Background: Civilian gunshot injuries to the brain are relatively rare and study of these injuries has been neglected in South Korea.
Methods: Thirteen patients with civilian craniocerebral gunshot injuries were admitted to the Chonnam National University Hospital during a period of 22 years. A retrospective analysis of these patients with regard to outcome and prognostic factors was performed.
Results: The Glasgow Coma Scale (GCS) score at admission was recorded to be 3 to 5 in one patient, 6 to 8 in three patients, 9 to 12 in two patients, and 13 to 15 in seven patients. The admission GCS score was the most valuable prognostic factor. Of the nine patients with a GCS score of more than 8, eight patients survived with favorable outcomes; of the four patients with a GCS score of less than 8, all had unfavorable outcomes (1 died, and 3 had severe disability). There was a correlation between the presence of a transventricular or bihemispheric trajectory and poor outcome.

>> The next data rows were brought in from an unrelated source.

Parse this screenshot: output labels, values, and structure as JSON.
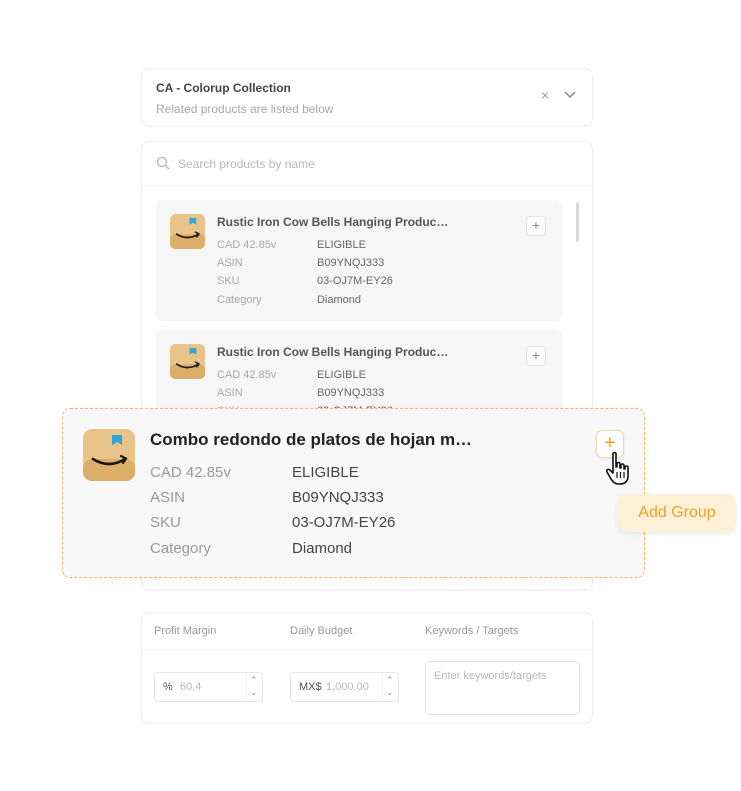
{
  "collection": {
    "title": "CA - Colorup Collection",
    "subtitle": "Related products are listed below",
    "clear": "×"
  },
  "search": {
    "placeholder": "Search products by name"
  },
  "products": [
    {
      "name": "Rustic Iron Cow Bells Hanging Produc…",
      "rows": [
        {
          "k": "CAD 42.85v",
          "v": "ELIGIBLE"
        },
        {
          "k": "ASIN",
          "v": "B09YNQJ333"
        },
        {
          "k": "SKU",
          "v": "03-OJ7M-EY26"
        },
        {
          "k": "Category",
          "v": "Diamond"
        }
      ],
      "plus": "+"
    },
    {
      "name": "Rustic Iron Cow Bells Hanging Produc…",
      "rows": [
        {
          "k": "CAD 42.85v",
          "v": "ELIGIBLE"
        },
        {
          "k": "ASIN",
          "v": "B09YNQJ333"
        },
        {
          "k": "SKU",
          "v": "03-OJ7M-EY26"
        }
      ],
      "plus": "+"
    }
  ],
  "highlight": {
    "name": "Combo redondo de platos de hojan m…",
    "rows": [
      {
        "k": "CAD 42.85v",
        "v": "ELIGIBLE"
      },
      {
        "k": "ASIN",
        "v": "B09YNQJ333"
      },
      {
        "k": "SKU",
        "v": "03-OJ7M-EY26"
      },
      {
        "k": "Category",
        "v": "Diamond"
      }
    ],
    "plus": "+"
  },
  "add_group": "Add Group",
  "settings": {
    "profit_margin_label": "Profit Margin",
    "daily_budget_label": "Daily Budget",
    "keywords_label": "Keywords / Targets",
    "profit_prefix": "%",
    "profit_value": "60,4",
    "budget_prefix": "MX$",
    "budget_value": "1,000.00",
    "keywords_placeholder": "Enter keywords/targets"
  },
  "colors": {
    "accent": "#f0a020",
    "accent_bg": "#fdf0d6",
    "dashed_border": "#f4b860"
  }
}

Conclusions: Patients with GCS scores of more than 8 or brain lesions limited to a single lobe of the brain can benefit from early aggressive management. Our results suggest that retained fragments after first debridement did not increase the risk of infection or seizure.